Your assignment: The answer must be an exact copy of every record below.

Records drawn from a dataset
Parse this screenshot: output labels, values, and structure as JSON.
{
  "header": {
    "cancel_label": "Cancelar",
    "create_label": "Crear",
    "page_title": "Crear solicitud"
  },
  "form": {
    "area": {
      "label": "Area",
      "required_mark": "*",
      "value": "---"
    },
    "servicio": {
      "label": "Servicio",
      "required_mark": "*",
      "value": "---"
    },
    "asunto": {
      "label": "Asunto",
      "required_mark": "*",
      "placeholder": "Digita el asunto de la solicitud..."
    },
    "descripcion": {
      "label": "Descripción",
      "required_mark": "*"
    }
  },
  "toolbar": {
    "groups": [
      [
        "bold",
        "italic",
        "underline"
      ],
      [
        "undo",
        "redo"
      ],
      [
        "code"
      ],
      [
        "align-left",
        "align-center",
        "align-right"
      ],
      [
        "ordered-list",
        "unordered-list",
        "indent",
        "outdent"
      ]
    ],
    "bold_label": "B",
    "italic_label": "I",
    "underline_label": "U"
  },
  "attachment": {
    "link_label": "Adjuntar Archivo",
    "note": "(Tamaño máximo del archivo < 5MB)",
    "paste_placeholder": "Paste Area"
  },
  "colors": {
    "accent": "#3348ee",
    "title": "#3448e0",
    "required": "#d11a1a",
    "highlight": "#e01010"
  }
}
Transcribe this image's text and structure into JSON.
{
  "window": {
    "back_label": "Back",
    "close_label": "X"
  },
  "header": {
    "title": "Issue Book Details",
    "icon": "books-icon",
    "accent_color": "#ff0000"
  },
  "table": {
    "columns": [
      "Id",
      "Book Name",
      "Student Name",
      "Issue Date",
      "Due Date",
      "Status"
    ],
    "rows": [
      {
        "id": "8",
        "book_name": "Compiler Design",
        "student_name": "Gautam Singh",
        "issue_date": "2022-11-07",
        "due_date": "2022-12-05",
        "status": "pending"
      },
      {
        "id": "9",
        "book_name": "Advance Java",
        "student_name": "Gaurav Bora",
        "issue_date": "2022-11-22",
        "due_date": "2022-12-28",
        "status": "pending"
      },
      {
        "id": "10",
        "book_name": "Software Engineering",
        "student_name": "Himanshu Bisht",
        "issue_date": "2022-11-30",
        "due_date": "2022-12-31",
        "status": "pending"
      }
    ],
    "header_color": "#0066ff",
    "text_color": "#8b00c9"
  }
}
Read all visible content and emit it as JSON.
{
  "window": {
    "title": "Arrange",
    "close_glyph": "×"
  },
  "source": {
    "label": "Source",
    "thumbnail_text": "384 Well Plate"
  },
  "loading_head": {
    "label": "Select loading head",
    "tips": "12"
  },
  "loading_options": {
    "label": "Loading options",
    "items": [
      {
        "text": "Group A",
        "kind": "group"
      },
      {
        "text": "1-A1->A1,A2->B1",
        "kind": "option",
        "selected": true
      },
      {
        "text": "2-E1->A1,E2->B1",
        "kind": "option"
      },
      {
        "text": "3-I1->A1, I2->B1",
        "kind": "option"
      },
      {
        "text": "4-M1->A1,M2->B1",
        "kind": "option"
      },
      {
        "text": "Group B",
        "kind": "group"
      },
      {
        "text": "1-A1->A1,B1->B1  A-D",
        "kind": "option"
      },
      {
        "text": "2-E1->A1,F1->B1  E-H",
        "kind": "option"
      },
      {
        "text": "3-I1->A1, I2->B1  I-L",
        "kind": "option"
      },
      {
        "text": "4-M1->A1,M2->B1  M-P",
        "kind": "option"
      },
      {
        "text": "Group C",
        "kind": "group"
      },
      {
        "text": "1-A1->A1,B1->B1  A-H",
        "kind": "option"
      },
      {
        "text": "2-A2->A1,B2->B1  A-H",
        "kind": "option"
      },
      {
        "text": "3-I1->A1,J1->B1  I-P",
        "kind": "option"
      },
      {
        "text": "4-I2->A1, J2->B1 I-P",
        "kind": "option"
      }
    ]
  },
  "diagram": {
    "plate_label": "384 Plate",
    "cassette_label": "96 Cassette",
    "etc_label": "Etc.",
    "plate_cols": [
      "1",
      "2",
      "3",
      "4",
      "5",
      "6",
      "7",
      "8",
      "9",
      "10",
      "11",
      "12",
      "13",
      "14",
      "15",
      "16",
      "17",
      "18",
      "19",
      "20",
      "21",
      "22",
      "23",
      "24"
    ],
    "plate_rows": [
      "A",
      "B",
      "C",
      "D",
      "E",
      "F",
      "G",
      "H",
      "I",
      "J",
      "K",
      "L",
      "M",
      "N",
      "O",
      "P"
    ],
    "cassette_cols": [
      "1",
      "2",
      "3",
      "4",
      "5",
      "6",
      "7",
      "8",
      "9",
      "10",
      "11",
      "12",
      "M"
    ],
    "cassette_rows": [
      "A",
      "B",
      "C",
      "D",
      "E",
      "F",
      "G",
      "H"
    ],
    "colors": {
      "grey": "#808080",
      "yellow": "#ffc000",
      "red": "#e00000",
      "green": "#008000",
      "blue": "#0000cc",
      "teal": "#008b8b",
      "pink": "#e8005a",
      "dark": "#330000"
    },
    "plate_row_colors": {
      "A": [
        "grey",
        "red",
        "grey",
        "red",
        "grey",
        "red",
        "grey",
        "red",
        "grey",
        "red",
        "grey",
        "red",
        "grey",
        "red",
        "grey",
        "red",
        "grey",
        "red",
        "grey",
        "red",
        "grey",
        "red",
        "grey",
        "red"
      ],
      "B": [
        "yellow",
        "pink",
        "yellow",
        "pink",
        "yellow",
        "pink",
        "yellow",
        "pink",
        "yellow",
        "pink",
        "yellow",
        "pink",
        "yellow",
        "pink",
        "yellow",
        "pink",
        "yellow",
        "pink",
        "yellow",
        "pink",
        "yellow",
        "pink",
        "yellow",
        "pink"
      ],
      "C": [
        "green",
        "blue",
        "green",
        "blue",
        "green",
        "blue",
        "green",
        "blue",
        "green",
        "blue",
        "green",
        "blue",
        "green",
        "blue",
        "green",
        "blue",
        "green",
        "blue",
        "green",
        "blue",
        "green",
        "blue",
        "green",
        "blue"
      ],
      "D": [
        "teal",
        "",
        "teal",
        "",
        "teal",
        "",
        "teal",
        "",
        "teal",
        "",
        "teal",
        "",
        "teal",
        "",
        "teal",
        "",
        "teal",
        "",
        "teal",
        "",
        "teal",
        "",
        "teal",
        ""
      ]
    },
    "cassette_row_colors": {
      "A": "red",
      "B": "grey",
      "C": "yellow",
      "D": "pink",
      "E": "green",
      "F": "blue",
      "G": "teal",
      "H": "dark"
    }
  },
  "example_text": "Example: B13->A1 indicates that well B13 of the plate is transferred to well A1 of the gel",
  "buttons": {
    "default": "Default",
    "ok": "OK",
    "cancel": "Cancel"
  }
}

Task solution:
Parse this screenshot: output labels, values, and structure as JSON.
{
  "header": {
    "cancel_label": "Cancelar",
    "create_label": "Crear",
    "page_title": "Crear solicitud"
  },
  "form": {
    "area": {
      "label": "Area",
      "required_mark": "*",
      "value": "---"
    },
    "servicio": {
      "label": "Servicio",
      "required_mark": "*",
      "value": "---"
    },
    "asunto": {
      "label": "Asunto",
      "required_mark": "*",
      "placeholder": "Digita el asunto de la solicitud..."
    },
    "descripcion": {
      "label": "Descripción",
      "required_mark": "*"
    }
  },
  "toolbar": {
    "groups": [
      [
        "bold",
        "italic",
        "underline"
      ],
      [
        "undo",
        "redo"
      ],
      [
        "code"
      ],
      [
        "align-left",
        "align-center",
        "align-right"
      ],
      [
        "ordered-list",
        "unordered-list",
        "indent",
        "outdent"
      ]
    ],
    "bold_label": "B",
    "italic_label": "I",
    "underline_label": "U"
  },
  "attachment": {
    "link_label": "Adjuntar Archivo",
    "note": "(Tamaño máximo del archivo < 5MB)",
    "paste_placeholder": "Paste Area"
  },
  "colors": {
    "accent": "#3348ee",
    "title": "#3448e0",
    "required": "#d11a1a",
    "highlight": "#e01010"
  }
}
Transcribe this image's text and structure into JSON.
{
  "window": {
    "back_label": "Back",
    "close_label": "X"
  },
  "header": {
    "title": "Issue Book Details",
    "icon": "books-icon",
    "accent_color": "#ff0000"
  },
  "table": {
    "columns": [
      "Id",
      "Book Name",
      "Student Name",
      "Issue Date",
      "Due Date",
      "Status"
    ],
    "rows": [
      {
        "id": "8",
        "book_name": "Compiler Design",
        "student_name": "Gautam Singh",
        "issue_date": "2022-11-07",
        "due_date": "2022-12-05",
        "status": "pending"
      },
      {
        "id": "9",
        "book_name": "Advance Java",
        "student_name": "Gaurav Bora",
        "issue_date": "2022-11-22",
        "due_date": "2022-12-28",
        "status": "pending"
      },
      {
        "id": "10",
        "book_name": "Software Engineering",
        "student_name": "Himanshu Bisht",
        "issue_date": "2022-11-30",
        "due_date": "2022-12-31",
        "status": "pending"
      }
    ],
    "header_color": "#0066ff",
    "text_color": "#8b00c9"
  }
}
Read all visible content and emit it as JSON.
{
  "window": {
    "title": "Arrange",
    "close_glyph": "×"
  },
  "source": {
    "label": "Source",
    "thumbnail_text": "384 Well Plate"
  },
  "loading_head": {
    "label": "Select loading head",
    "tips": "12"
  },
  "loading_options": {
    "label": "Loading options",
    "items": [
      {
        "text": "Group A",
        "kind": "group"
      },
      {
        "text": "1-A1->A1,A2->B1",
        "kind": "option",
        "selected": true
      },
      {
        "text": "2-E1->A1,E2->B1",
        "kind": "option"
      },
      {
        "text": "3-I1->A1, I2->B1",
        "kind": "option"
      },
      {
        "text": "4-M1->A1,M2->B1",
        "kind": "option"
      },
      {
        "text": "Group B",
        "kind": "group"
      },
      {
        "text": "1-A1->A1,B1->B1  A-D",
        "kind": "option"
      },
      {
        "text": "2-E1->A1,F1->B1  E-H",
        "kind": "option"
      },
      {
        "text": "3-I1->A1, I2->B1  I-L",
        "kind": "option"
      },
      {
        "text": "4-M1->A1,M2->B1  M-P",
        "kind": "option"
      },
      {
        "text": "Group C",
        "kind": "group"
      },
      {
        "text": "1-A1->A1,B1->B1  A-H",
        "kind": "option"
      },
      {
        "text": "2-A2->A1,B2->B1  A-H",
        "kind": "option"
      },
      {
        "text": "3-I1->A1,J1->B1  I-P",
        "kind": "option"
      },
      {
        "text": "4-I2->A1, J2->B1 I-P",
        "kind": "option"
      }
    ]
  },
  "diagram": {
    "plate_label": "384 Plate",
    "cassette_label": "96 Cassette",
    "etc_label": "Etc.",
    "plate_cols": [
      "1",
      "2",
      "3",
      "4",
      "5",
      "6",
      "7",
      "8",
      "9",
      "10",
      "11",
      "12",
      "13",
      "14",
      "15",
      "16",
      "17",
      "18",
      "19",
      "20",
      "21",
      "22",
      "23",
      "24"
    ],
    "plate_rows": [
      "A",
      "B",
      "C",
      "D",
      "E",
      "F",
      "G",
      "H",
      "I",
      "J",
      "K",
      "L",
      "M",
      "N",
      "O",
      "P"
    ],
    "cassette_cols": [
      "1",
      "2",
      "3",
      "4",
      "5",
      "6",
      "7",
      "8",
      "9",
      "10",
      "11",
      "12",
      "M"
    ],
    "cassette_rows": [
      "A",
      "B",
      "C",
      "D",
      "E",
      "F",
      "G",
      "H"
    ],
    "colors": {
      "grey": "#808080",
      "yellow": "#ffc000",
      "red": "#e00000",
      "green": "#008000",
      "blue": "#0000cc",
      "teal": "#008b8b",
      "pink": "#e8005a",
      "dark": "#330000"
    },
    "plate_row_colors": {
      "A": [
        "grey",
        "red",
        "grey",
        "red",
        "grey",
        "red",
        "grey",
        "red",
        "grey",
        "red",
        "grey",
        "red",
        "grey",
        "red",
        "grey",
        "red",
        "grey",
        "red",
        "grey",
        "red",
        "grey",
        "red",
        "grey",
        "red"
      ],
      "B": [
        "yellow",
        "pink",
        "yellow",
        "pink",
        "yellow",
        "pink",
        "yellow",
        "pink",
        "yellow",
        "pink",
        "yellow",
        "pink",
        "yellow",
        "pink",
        "yellow",
        "pink",
        "yellow",
        "pink",
        "yellow",
        "pink",
        "yellow",
        "pink",
        "yellow",
        "pink"
      ],
      "C": [
        "green",
        "blue",
        "green",
        "blue",
        "green",
        "blue",
        "green",
        "blue",
        "green",
        "blue",
        "green",
        "blue",
        "green",
        "blue",
        "green",
        "blue",
        "green",
        "blue",
        "green",
        "blue",
        "green",
        "blue",
        "green",
        "blue"
      ],
      "D": [
        "teal",
        "",
        "teal",
        "",
        "teal",
        "",
        "teal",
        "",
        "teal",
        "",
        "teal",
        "",
        "teal",
        "",
        "teal",
        "",
        "teal",
        "",
        "teal",
        "",
        "teal",
        "",
        "teal",
        ""
      ]
    },
    "cassette_row_colors": {
      "A": "red",
      "B": "grey",
      "C": "yellow",
      "D": "pink",
      "E": "green",
      "F": "blue",
      "G": "teal",
      "H": "dark"
    }
  },
  "example_text": "Example: B13->A1 indicates that well B13 of the plate is transferred to well A1 of the gel",
  "buttons": {
    "default": "Default",
    "ok": "OK",
    "cancel": "Cancel"
  }
}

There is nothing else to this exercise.